* TASK STATEMENT
Return, from the material below, each line in which "JSON" occurs.

* MATERIAL FOR THIS EXERCISE
_____

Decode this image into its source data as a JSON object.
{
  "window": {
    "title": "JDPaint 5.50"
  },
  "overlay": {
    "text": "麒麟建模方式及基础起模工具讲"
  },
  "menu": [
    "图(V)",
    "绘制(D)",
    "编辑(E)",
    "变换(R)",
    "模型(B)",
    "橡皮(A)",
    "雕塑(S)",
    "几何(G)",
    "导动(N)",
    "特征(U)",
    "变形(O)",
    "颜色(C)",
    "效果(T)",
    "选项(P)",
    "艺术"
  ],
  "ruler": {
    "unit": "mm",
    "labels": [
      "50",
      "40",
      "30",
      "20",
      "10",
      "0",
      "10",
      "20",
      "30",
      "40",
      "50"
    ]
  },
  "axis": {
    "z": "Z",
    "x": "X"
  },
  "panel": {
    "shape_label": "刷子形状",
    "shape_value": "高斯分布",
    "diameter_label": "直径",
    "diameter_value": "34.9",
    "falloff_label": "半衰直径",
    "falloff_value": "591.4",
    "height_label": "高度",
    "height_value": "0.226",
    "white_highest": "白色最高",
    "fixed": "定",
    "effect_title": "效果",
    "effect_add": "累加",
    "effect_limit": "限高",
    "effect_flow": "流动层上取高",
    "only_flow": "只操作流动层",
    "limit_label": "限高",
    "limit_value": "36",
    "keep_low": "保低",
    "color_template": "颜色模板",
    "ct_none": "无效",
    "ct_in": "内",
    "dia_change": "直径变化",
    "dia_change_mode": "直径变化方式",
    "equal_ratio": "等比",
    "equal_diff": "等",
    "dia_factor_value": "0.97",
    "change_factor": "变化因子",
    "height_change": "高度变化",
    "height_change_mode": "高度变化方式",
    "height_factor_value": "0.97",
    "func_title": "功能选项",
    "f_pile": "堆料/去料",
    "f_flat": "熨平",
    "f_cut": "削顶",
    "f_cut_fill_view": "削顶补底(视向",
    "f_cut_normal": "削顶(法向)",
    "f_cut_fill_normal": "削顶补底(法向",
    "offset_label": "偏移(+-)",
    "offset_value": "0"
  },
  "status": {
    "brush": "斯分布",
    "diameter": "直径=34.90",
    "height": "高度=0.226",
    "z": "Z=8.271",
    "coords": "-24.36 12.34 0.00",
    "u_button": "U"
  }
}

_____

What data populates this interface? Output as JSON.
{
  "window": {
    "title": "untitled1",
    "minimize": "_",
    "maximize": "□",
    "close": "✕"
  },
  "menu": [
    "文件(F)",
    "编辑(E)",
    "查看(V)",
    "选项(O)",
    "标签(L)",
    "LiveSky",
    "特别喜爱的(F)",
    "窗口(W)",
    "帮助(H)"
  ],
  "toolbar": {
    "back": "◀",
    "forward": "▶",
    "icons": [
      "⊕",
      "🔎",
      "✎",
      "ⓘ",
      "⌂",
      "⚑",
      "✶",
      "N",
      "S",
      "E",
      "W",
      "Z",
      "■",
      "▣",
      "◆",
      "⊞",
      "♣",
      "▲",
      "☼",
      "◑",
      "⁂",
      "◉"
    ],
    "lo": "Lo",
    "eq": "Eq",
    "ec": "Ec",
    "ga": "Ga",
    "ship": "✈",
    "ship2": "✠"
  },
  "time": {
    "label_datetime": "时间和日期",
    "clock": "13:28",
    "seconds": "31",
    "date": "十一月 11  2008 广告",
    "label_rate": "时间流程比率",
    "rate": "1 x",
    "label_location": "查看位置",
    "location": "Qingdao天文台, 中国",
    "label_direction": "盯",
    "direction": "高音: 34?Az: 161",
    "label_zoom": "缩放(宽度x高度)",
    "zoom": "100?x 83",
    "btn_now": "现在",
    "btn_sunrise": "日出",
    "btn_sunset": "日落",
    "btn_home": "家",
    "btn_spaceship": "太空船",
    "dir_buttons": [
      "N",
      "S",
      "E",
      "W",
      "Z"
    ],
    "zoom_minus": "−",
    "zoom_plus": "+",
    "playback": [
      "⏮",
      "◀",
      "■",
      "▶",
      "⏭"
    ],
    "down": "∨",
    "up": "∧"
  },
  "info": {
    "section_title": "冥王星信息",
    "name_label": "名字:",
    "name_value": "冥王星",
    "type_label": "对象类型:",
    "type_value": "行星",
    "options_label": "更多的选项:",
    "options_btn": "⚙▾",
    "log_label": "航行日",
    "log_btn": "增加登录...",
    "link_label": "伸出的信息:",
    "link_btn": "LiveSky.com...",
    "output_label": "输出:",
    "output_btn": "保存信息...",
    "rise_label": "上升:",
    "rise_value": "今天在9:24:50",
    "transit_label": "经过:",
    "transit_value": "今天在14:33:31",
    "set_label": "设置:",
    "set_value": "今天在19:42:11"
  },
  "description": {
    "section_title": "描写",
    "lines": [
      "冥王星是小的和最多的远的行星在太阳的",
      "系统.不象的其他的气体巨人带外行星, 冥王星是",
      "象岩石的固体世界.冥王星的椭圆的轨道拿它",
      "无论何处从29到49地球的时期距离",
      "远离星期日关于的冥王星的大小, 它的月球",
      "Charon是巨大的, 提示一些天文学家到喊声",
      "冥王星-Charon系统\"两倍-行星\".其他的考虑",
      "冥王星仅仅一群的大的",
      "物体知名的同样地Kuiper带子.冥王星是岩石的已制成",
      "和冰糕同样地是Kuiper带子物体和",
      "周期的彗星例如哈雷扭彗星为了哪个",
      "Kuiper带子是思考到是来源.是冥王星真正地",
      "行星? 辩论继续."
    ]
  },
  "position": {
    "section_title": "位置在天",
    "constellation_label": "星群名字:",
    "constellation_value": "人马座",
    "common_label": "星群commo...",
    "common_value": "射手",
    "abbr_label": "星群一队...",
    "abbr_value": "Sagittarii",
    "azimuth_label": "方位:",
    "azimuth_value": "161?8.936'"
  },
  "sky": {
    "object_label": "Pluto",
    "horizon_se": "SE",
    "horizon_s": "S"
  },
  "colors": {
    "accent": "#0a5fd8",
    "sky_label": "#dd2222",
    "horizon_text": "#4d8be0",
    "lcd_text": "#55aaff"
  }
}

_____

* RESPONSE
Decode this image into its source data as a JSON object.
What data populates this interface? Output as JSON.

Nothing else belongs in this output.